You don’t often see internet and digital marketing trends get a second chance (it’s a cruel and unforgiving place, the internet) but it still begs the question as to how some would fare given the opportunity for a clean slate? Some long-gone trends seem too far gone to make a comeback. But, that didn’t stop me. I thought of a couple dead digital marketing trends that have come and gone in recent years that I would love to see make a comeback.
Would these ideas actually work? Are these ideas even feasible? Who’s to say? But, it’s fun to dream, right?
Even though they have basically become non-existent in marketing, I still love the idea of QR Codes. Having a quick and unique way to send a person in the real world to a website or landing page is still a cool concept. However, this was a digital marketing trend that saw it’s end due to a lack of forethought and an across the board rush of everybody trying to capitalize on the trend. The lack of any native QR Code scanning app in any of the big mobile operating systems led to mass confusion and frustration on finding the best apps that weren’t burdensome and annoying. QR Code placement was also an issue as companies also put them in inconvenient locations like subway terminals (no mobile reception), billboards, and even on websites.
How QR Codes could make a comeback: Android and Apple create a standardized QR Code scanner that comes installed on every smartphone to limit distracting and poorly designed 3rd-party apps. Companies start being smarter about where they place their codes (that’s probably the most unrealistic part).
Vine was truly ahead of its time. The recently defunct video capture app captured 6-second video clips that automatically repeated, essentially making gifs with sound. Vine paved the way for Instagram Video, Facebook Live, Snapchat and the quick video craze we currently find ourselves smack dab in the middle of. So, in the midst of a video age how did Vine not survive. Unlike those that came after it who continued to innovate and create a service for individuals and businesses alike, Vine never evolved or changed – content to just be a generator of funny memes and videos. Twitter even purchased Vine in 2012 only to pull the plug 4 years later because it was ultimately unable to find a purpose for it.

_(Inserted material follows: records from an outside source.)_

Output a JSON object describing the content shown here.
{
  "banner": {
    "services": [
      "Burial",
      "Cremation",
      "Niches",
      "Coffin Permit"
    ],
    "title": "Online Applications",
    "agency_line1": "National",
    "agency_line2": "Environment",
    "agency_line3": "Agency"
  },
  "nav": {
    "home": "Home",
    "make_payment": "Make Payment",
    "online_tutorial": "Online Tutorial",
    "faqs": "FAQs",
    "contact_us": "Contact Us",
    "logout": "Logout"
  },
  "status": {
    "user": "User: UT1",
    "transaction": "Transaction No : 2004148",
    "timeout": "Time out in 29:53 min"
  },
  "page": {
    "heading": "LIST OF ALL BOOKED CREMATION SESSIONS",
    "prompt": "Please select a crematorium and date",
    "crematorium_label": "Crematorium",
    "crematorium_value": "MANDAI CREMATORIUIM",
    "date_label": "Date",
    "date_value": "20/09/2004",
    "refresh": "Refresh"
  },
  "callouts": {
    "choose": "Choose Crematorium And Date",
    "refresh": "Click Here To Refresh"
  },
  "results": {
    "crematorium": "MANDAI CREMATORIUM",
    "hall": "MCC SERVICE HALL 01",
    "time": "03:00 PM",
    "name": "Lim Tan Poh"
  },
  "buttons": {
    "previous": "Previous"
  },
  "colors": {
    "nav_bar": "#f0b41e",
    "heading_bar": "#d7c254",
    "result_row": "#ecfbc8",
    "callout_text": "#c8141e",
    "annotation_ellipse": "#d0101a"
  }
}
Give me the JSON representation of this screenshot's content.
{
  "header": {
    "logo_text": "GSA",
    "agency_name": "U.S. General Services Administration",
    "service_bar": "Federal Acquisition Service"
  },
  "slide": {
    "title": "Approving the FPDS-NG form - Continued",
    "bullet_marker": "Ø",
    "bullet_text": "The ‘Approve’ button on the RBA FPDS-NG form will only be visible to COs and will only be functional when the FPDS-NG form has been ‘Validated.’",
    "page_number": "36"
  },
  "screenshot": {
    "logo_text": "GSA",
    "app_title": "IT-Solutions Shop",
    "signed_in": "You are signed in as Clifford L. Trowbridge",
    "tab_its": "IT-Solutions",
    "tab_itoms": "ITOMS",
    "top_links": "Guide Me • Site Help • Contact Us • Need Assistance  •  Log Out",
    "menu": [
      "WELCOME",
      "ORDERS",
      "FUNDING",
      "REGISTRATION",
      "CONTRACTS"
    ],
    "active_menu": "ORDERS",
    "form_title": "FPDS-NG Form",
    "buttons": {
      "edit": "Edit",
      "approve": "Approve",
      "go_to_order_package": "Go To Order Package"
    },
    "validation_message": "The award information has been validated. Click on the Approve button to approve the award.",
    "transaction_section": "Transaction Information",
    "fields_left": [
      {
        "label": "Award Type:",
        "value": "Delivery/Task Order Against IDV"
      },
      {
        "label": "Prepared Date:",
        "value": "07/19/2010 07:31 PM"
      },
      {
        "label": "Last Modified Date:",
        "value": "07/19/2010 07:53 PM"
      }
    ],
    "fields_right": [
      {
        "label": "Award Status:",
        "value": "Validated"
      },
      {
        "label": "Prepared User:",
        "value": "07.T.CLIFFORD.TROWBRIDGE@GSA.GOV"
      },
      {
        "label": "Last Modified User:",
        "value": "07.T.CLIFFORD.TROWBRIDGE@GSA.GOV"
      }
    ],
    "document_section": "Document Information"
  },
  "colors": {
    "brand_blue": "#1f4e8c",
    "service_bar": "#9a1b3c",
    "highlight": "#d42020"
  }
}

How Vine could make a comeback: Create a time machine. Vine completely missed the ship because of its own ineptitude. If it had the forethought to continue to innovate and change the platform, I believe it could have succeeded, especially on Twitter where a truly a strong video component is still lacking.
Honestly, most dead digital marketing trends, like these two, are dead for a reason. But, it doesn’t hurt getting a little nostalgic and thinking “what if?” What digital marketing trends would you like to see make a comeback and how could they improve if given a second chance?